So my comments have mostly been against the anti-trade sentiment I percieved in the article and in comments. The Iowa State study mentioned in Sarah's article is a great example of blatant trade protectionism. Iowa wants to be able to sell its corn to other states and it wants Iowans to buy local... thereby "adding $300 million to the local economy".
Here's a direct quote from the news release for the study...
Swenson said the model is based on a common economic concept of import substitution.
"By substituting in-state production for out-of-state purchases, money that otherwise would have left the state remains in the state," he said. "Keeping money in the state is desirable because money that leaves the state rarely returns. Money that remains in the state has a multiplier effect on the whole economy."
Swenson and Pirog said the scenarios generated in the report are hypothetical, and would require huge shifts in the infrastructure of Iowas fruit and vegetable industry, as well as gains in the Iowa market share taken from states such as California.
Having policies like this makes us all poorer and less healthy.
And one last from me...
I agree that subsidies distort markets, and that growing anything with massive inputs of water and chemicals doesn't make sense.
That's actually half of what I mean by industrialized agriculture. I don't mean non-mechanized, nor do I mean 'without technology.' (In fact, the opposite. I think we are due for a step forward in agricultural technologies.)
I mean high-input monocultural commodity production.

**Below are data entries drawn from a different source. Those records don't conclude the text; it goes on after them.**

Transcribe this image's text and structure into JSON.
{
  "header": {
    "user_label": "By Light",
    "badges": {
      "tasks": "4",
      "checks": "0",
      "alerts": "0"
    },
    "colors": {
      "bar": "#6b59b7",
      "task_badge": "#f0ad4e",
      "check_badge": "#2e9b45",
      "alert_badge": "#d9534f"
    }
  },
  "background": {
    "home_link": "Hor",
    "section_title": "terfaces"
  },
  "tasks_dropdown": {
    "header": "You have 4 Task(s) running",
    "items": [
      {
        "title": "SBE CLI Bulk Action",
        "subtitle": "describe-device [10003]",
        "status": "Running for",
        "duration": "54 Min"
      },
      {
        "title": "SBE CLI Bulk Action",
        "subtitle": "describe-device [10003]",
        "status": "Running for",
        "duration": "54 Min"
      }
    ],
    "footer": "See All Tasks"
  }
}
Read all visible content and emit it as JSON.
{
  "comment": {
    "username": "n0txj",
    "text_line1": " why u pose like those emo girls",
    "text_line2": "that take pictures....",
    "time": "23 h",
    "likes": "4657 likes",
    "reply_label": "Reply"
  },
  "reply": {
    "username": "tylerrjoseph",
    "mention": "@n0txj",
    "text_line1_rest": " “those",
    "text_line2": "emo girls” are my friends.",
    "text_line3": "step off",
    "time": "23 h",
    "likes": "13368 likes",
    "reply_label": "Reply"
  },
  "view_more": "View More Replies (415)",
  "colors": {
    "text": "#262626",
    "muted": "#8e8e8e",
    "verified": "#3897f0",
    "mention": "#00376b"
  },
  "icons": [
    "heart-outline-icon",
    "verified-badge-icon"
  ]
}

The other half is scale. I don't think that a 4,000-acre organic cotton field is a good model of sustainable agriculture. So make that *massive* high-input monocultural commodity agriculture. That's so unwieldy; I just use 'industrialized agriculture' instead, but obviously that's clumsy, and leads to confusion.
I too am strongly pro-trade. But I do not think that our current system of trade, where we are enriched and others are entrapped, is a good one. I am definitely an advocate of strong, diverse local economies, where money is recirculated longer. I think import replacement is good economic policy - Detroit should have done it.
As for our disagreement: I do have a problem with agriculture as a business. It would be nice, frankly, to do away with the loans; most farmers operate under crushing debt loads - helping to encourage them to sell out when developers come calling (but that's going far afield).
My problem is that I see no reason why food should be asked to compete with other consumer products on the open market. Food is fundementally different from other goods because we need food to be alive. This causes a dynamic where food is kept artificially cheap - which is good, because everyone needs to eat - but is still supposed to somehow support itself. Which brings us back to subsidy... I just think the whole system is flawed.
One part of the solution is for food to always be as local as possible (here we agree). A local system does not imply total insularity - protectionism - it implies that production and consumption are more proximate. The benefit of that is it bypasses the corporations and brings producer and consumer into a direct relationship, which benefits them both (sorry - you know all that). It also makes small-scale organic operations feasible. Yes, it requires rethinking our agricultural economics, and that will not happen easily; it also requires innovation, which as you know is the true lifeblood of the economy. Not all of those innovations need to be technological; what were the indigenous peoples of Southern California eating when the Spanish arrived? Corn.